§ Saved entries
────────────────

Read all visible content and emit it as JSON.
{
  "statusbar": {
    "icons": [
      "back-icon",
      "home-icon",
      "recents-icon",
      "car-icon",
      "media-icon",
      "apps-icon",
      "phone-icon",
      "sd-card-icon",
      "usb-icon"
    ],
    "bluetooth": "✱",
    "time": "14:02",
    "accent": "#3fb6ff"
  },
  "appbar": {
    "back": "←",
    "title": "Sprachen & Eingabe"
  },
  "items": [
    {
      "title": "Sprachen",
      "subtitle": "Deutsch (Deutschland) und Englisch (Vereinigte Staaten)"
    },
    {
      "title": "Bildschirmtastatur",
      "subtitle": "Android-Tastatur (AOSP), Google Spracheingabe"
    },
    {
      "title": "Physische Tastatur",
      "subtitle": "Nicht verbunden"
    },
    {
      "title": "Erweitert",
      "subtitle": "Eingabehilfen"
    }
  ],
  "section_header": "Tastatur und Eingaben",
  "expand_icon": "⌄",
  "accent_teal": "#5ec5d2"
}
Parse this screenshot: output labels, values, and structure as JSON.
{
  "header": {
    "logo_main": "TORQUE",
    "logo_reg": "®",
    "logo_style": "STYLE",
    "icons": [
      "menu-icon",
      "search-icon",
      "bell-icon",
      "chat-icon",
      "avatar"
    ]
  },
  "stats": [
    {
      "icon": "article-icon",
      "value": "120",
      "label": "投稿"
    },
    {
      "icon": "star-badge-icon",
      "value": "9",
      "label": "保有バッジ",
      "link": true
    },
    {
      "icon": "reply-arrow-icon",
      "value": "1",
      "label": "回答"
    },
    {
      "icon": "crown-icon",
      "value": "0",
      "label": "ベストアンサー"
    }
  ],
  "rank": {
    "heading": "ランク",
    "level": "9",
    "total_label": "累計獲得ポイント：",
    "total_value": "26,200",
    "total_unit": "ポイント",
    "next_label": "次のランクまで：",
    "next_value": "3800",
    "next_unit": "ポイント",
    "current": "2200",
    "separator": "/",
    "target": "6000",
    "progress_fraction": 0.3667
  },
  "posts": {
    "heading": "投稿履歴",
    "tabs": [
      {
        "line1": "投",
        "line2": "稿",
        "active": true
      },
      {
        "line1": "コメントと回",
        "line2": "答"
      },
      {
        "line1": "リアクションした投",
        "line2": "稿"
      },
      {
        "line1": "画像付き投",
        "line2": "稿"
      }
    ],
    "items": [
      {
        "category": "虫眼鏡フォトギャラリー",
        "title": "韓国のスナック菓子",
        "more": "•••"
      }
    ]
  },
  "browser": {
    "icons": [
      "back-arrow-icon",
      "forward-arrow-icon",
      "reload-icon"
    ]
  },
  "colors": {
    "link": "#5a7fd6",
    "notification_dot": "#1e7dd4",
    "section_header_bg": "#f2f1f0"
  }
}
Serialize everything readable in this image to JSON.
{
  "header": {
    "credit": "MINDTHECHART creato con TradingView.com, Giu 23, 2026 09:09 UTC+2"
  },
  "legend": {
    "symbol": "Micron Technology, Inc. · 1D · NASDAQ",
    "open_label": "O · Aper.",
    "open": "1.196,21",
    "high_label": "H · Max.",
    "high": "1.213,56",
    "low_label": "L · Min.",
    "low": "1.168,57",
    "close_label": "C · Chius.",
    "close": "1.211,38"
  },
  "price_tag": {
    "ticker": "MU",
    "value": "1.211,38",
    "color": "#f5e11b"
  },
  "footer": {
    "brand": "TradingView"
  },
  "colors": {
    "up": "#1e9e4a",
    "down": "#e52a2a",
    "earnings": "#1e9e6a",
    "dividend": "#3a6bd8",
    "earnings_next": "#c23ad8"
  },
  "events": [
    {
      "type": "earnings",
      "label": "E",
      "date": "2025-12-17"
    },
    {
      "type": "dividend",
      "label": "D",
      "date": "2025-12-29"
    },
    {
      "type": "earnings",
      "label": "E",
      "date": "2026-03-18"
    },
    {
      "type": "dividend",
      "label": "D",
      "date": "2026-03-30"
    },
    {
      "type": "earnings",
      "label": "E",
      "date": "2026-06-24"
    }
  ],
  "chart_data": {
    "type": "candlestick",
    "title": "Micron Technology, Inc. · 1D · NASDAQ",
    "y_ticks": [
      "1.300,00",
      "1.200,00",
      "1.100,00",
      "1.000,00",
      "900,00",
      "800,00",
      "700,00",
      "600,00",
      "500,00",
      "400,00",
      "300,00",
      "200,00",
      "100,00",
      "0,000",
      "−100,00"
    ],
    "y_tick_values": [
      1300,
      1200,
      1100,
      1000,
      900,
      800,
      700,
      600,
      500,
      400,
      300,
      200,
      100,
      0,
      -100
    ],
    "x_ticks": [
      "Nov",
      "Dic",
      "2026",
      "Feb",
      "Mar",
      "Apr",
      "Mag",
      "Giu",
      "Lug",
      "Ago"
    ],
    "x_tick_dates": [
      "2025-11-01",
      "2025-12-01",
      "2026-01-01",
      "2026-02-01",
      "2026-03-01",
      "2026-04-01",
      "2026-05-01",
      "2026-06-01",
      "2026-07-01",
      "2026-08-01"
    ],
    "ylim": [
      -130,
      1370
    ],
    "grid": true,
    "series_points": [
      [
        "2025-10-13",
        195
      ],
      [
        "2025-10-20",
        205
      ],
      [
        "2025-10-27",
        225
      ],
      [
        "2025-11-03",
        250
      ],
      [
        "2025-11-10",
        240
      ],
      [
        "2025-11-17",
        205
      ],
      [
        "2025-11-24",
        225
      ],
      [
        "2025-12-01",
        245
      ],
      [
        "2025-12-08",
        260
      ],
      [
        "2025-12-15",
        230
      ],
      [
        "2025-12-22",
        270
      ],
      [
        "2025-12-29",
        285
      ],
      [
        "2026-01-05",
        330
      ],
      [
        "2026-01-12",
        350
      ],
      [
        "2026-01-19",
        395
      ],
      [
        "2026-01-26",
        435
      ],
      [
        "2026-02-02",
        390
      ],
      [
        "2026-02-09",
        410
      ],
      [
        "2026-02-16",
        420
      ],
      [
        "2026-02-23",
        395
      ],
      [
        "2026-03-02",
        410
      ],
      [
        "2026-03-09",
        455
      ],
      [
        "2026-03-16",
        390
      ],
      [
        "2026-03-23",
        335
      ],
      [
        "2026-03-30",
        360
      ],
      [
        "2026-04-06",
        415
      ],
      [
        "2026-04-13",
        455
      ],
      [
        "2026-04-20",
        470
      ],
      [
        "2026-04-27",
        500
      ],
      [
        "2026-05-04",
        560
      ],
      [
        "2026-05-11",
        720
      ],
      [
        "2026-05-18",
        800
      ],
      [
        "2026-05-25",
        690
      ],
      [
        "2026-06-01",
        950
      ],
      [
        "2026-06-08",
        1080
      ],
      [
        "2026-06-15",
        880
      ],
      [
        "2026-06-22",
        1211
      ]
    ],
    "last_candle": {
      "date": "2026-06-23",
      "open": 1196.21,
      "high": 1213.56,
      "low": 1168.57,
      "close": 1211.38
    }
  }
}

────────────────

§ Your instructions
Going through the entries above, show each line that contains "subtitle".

§ Your solution
      "subtitle": "Deutsch (Deutschland) und Englisch (Vereinigte Staaten)"
      "subtitle": "Android-Tastatur (AOSP), Google Spracheingabe"
      "subtitle": "Nicht verbunden"
      "subtitle": "Eingabehilfen"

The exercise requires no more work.